Provide the records once more, identical to the original.

═════ INPUT DATA ═════

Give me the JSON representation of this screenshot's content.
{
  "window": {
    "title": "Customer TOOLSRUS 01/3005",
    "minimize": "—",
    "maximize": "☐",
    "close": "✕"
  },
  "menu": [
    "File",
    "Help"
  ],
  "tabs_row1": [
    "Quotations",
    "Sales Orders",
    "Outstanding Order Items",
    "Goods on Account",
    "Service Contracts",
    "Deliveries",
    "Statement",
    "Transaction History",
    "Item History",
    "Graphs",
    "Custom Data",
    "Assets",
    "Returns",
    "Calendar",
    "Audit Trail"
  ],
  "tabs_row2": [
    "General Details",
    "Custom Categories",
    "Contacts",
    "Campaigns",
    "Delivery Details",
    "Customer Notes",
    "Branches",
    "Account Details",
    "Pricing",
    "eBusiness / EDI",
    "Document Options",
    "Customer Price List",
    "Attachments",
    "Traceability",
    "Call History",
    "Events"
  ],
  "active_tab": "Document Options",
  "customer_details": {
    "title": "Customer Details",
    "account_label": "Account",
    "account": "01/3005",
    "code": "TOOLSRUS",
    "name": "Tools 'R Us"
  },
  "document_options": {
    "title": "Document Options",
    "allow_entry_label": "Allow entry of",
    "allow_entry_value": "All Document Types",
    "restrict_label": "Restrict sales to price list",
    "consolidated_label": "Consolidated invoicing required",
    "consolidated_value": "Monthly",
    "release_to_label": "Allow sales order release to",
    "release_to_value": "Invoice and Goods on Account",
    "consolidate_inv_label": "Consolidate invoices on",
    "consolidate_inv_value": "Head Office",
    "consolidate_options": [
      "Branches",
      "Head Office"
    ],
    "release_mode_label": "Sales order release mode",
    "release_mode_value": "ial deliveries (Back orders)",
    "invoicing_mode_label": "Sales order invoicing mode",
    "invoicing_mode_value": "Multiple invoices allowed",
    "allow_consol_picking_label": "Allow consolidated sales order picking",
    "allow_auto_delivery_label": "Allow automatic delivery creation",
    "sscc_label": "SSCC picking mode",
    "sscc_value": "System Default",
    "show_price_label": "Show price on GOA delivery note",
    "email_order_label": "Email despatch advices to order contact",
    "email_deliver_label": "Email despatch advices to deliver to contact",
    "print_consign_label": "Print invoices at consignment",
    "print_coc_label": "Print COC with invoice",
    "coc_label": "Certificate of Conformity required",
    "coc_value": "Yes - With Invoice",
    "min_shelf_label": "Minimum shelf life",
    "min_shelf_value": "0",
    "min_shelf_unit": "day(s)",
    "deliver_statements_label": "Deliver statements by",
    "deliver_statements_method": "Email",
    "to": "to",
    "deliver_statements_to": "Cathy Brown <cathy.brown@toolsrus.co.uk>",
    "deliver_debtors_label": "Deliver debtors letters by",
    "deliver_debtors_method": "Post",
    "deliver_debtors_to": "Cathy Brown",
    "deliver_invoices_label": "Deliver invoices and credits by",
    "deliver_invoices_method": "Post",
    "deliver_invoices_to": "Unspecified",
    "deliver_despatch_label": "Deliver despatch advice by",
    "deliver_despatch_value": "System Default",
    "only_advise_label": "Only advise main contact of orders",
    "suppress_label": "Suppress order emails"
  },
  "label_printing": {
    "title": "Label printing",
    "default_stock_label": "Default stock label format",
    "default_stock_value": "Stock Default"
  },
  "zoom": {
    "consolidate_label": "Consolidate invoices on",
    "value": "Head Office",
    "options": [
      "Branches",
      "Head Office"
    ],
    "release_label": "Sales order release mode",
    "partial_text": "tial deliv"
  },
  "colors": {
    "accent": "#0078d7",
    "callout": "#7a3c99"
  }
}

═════

» RESULT:
Give me the JSON representation of this screenshot's content.
{
  "window": {
    "title": "Customer TOOLSRUS 01/3005",
    "minimize": "—",
    "maximize": "☐",
    "close": "✕"
  },
  "menu": [
    "File",
    "Help"
  ],
  "tabs_row1": [
    "Quotations",
    "Sales Orders",
    "Outstanding Order Items",
    "Goods on Account",
    "Service Contracts",
    "Deliveries",
    "Statement",
    "Transaction History",
    "Item History",
    "Graphs",
    "Custom Data",
    "Assets",
    "Returns",
    "Calendar",
    "Audit Trail"
  ],
  "tabs_row2": [
    "General Details",
    "Custom Categories",
    "Contacts",
    "Campaigns",
    "Delivery Details",
    "Customer Notes",
    "Branches",
    "Account Details",
    "Pricing",
    "eBusiness / EDI",
    "Document Options",
    "Customer Price List",
    "Attachments",
    "Traceability",
    "Call History",
    "Events"
  ],
  "active_tab": "Document Options",
  "customer_details": {
    "title": "Customer Details",
    "account_label": "Account",
    "account": "01/3005",
    "code": "TOOLSRUS",
    "name": "Tools 'R Us"
  },
  "document_options": {
    "title": "Document Options",
    "allow_entry_label": "Allow entry of",
    "allow_entry_value": "All Document Types",
    "restrict_label": "Restrict sales to price list",
    "consolidated_label": "Consolidated invoicing required",
    "consolidated_value": "Monthly",
    "release_to_label": "Allow sales order release to",
    "release_to_value": "Invoice and Goods on Account",
    "consolidate_inv_label": "Consolidate invoices on",
    "consolidate_inv_value": "Head Office",
    "consolidate_options": [
      "Branches",
      "Head Office"
    ],
    "release_mode_label": "Sales order release mode",
    "release_mode_value": "ial deliveries (Back orders)",
    "invoicing_mode_label": "Sales order invoicing mode",
    "invoicing_mode_value": "Multiple invoices allowed",
    "allow_consol_picking_label": "Allow consolidated sales order picking",
    "allow_auto_delivery_label": "Allow automatic delivery creation",
    "sscc_label": "SSCC picking mode",
    "sscc_value": "System Default",
    "show_price_label": "Show price on GOA delivery note",
    "email_order_label": "Email despatch advices to order contact",
    "email_deliver_label": "Email despatch advices to deliver to contact",
    "print_consign_label": "Print invoices at consignment",
    "print_coc_label": "Print COC with invoice",
    "coc_label": "Certificate of Conformity required",
    "coc_value": "Yes - With Invoice",
    "min_shelf_label": "Minimum shelf life",
    "min_shelf_value": "0",
    "min_shelf_unit": "day(s)",
    "deliver_statements_label": "Deliver statements by",
    "deliver_statements_method": "Email",
    "to": "to",
    "deliver_statements_to": "Cathy Brown <cathy.brown@toolsrus.co.uk>",
    "deliver_debtors_label": "Deliver debtors letters by",
    "deliver_debtors_method": "Post",
    "deliver_debtors_to": "Cathy Brown",
    "deliver_invoices_label": "Deliver invoices and credits by",
    "deliver_invoices_method": "Post",
    "deliver_invoices_to": "Unspecified",
    "deliver_despatch_label": "Deliver despatch advice by",
    "deliver_despatch_value": "System Default",
    "only_advise_label": "Only advise main contact of orders",
    "suppress_label": "Suppress order emails"
  },
  "label_printing": {
    "title": "Label printing",
    "default_stock_label": "Default stock label format",
    "default_stock_value": "Stock Default"
  },
  "zoom": {
    "consolidate_label": "Consolidate invoices on",
    "value": "Head Office",
    "options": [
      "Branches",
      "Head Office"
    ],
    "release_label": "Sales order release mode",
    "partial_text": "tial deliv"
  },
  "colors": {
    "accent": "#0078d7",
    "callout": "#7a3c99"
  }
}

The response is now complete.